_TASK DESCRIPTION_
Using the records underneath, tally the lines where the word "header" appears and please give only the count.

________________________________________

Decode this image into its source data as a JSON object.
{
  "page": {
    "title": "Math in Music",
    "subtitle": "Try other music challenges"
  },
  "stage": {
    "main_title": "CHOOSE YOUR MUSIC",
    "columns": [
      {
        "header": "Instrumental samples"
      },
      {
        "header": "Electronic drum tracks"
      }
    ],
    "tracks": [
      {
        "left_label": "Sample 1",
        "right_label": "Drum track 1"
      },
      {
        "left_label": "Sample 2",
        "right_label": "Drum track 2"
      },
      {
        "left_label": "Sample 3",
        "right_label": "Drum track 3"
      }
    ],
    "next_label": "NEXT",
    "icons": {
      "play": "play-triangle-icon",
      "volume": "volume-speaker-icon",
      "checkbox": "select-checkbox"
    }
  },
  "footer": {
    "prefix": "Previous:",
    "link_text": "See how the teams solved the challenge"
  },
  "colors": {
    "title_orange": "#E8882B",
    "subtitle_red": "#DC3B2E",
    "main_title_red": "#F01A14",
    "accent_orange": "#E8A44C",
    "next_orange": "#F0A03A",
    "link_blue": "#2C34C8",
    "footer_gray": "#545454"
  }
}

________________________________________

_WRITTEN ANSWER_
2